Things to do with Chebe Mix

One of the hardest things to replace on a gluten free diet is bread. Which is no surprise since wheat flour is one of the core ingredients in bread making.

For all of our "smaller" breads we've been having a lot of luck with ChebeAll Purpose Mix. We order the no-frills pack and it lasts us 3-4 months of fairly heavy use (about 3-5 batches a week). The recipe on the bag is a good place to start so I'll list that here.

1 1/2 Cups of Mix
2 Tbsp Oil
2 Eggs
5 Tbsp of Milk or Water

Directions: I generally mix the wet ingredients in a stand mixer and then add the dry.
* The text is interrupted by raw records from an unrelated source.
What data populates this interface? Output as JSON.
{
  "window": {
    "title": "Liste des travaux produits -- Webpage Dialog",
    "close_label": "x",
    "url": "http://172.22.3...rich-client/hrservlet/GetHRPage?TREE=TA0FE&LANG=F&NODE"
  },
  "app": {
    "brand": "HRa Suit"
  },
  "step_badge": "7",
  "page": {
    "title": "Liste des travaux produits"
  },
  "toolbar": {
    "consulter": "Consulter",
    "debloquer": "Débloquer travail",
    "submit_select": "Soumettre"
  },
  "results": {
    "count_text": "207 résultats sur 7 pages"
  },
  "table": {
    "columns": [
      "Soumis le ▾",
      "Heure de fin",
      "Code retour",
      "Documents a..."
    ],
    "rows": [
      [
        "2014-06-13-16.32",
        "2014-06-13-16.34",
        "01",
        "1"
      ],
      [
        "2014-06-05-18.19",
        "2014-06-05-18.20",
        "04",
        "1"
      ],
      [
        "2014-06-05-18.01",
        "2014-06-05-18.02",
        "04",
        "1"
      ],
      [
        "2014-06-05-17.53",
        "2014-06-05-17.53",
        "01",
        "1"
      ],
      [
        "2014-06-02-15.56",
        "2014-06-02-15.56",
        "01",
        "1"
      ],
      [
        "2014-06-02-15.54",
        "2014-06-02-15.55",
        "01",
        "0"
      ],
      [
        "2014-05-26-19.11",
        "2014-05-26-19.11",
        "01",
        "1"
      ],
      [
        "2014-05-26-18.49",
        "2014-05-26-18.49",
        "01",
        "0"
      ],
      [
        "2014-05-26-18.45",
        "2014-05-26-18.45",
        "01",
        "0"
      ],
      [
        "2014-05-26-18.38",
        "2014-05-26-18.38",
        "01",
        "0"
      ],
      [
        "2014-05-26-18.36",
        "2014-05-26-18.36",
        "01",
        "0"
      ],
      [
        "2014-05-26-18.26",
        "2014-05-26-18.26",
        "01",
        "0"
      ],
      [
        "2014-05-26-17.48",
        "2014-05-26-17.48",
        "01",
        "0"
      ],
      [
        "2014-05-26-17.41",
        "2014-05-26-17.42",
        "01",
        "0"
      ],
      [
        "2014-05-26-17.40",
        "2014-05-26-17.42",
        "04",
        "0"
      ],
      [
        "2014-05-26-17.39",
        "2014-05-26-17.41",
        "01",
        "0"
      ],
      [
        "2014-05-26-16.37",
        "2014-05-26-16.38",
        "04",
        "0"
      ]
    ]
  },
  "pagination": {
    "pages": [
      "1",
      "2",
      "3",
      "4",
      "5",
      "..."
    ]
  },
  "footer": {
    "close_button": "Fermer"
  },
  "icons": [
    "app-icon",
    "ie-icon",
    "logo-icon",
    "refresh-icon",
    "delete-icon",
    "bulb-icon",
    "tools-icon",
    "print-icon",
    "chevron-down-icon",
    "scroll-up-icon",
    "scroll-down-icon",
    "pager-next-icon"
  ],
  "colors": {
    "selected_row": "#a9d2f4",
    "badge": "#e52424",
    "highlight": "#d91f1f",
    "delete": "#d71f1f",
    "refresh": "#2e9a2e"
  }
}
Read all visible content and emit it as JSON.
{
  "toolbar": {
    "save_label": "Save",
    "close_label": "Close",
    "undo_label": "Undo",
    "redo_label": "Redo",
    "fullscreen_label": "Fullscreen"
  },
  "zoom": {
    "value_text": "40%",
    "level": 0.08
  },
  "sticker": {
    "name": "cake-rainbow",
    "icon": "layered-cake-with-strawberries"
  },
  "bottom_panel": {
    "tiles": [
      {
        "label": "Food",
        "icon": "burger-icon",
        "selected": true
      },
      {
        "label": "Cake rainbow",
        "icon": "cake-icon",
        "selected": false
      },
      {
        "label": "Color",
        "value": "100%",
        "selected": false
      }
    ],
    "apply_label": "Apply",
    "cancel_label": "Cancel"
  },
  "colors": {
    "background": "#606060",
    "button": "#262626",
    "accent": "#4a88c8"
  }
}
The mix will very likely (unless it's REALLY humid) be crumbly and dry and won't quite come together. Add just enough milk or water that the mix comes together into a ball. Too much and it will be sticky, too little and it won't hold together.

Notes: If you want something a little fluffier add a 1 tsp of baking soda. Whether you use milk or water depends on the consistency of the bread you want to finish with. Water tends to be "flatter" in texture and taste.

Variations and Cooking:

Bread Sticks: Divide into eight pieces. Roll each piece in your hands to make snakes about 6 inches long. Bake at 375° for 7 minutes, turn over each and bake for another 7 minutes.

Cheesy Bread Sticks: As above, but instead of "round" sticks, flatten each bread stick with your thumb before baking. While baking the second time, in a microwave melt a little butter or margarine (I find margarine for 6 seconds JUST melts). Add garlic powder to the butter and blend. Brush liberally over the bread sticks. Sprinkle Parmesan cheese liberally over the bread sticks.

Dinner Rolls: Divide into eight pieces. Roll each piece in your palms to make slightly flattened balls. In a round cake tin evenly space the pieces around the edge, but not quite touching the edge. Bake at 375° for 15 minutes. Turn each roll over and bake for another 10-15 minutes.

Cheesy Rolls: When mixing the dough for rolls add 1/4 to 1/2 cup of a shredded aged cheese like Asiago or Parmesan. Grated will work in a pinch but shredded gives a better texture. A sharp shredded cheddar works well too. Shredded Mozzarella doesn't quite work for some reason. Bake as regular rolls.

Flat Bread Wraps: While you are mixing the dough, heat a non-stick skillet over the stove top at a medium-low heat. Divide into eight pieces. Roll each piece just about as thin as you can. Your goal while rolling is to end up with something roughly 6 inches by 4 or 5. Close to square but just a bit longer than wide. Drop the rolled out piece onto the skillet. If the skillet is hot enough and non-stick enough, a moment or two after putting it on you should be able to "swirl" the pan and have the piece slide around. Just before you smell the cooked bread flip it over and cook for a little longer on the other side. I know that "Just before" is an odd measure. It will take a little bit of practice. I find if you can smell baking bread, then you've probably taken it a bit too far. You're looking for slightly browned but not crispy. We layer the wraps with paper towel and store in the fridge in a gallon sized zip lock bag.

Pigs in Blankets: You'll probably want to add the baking soda to this one... Roll out snakes like you do for bread sticks but wrap the dough around a gluten free hot dog. Bake at 375° for 10 minutes, turn over and bake another 10. The dogs tend to slide out when you're done but it works well enough. Next time I do this I'm going to try putting a strip of American Cheese (the individually wrapped sliced kind) in with the Dog to try Cheesy Dogs... It might work... but I can't vouch for it.

Other: For rolls... any leafy herb would probably work. "Italian Seasoning", Oregano, Parsley, etc. We like just cheese but the herbs are okay. For wraps it might be interesting to coordinate spices with what you plan to wrap. For example, a little chili powder for spicy foods... I'm also planning on trying to make "waffle cones" by adding some sugar or cocoa to the dough and finding some way to mold them as they bake. This is based on the flat bread getting a little crunchy / crispy when over cooked. I'm just not sure what to mold it on. Maybe just bowls...

Quick Prep: Prepare as you normally would but put the uncooked dough into the freezer. When frozen, transfer the dough into a zip lock freezer bag. At any point in the future pull out one or two rolls or sticks, and bake as normal and just add 5 to 10 minutes to baking time. We cannot recommend vacuum sealing the dough balls until already frozen it seems to make the dough "weird". Once frozen you should be fine though to vacuum seal.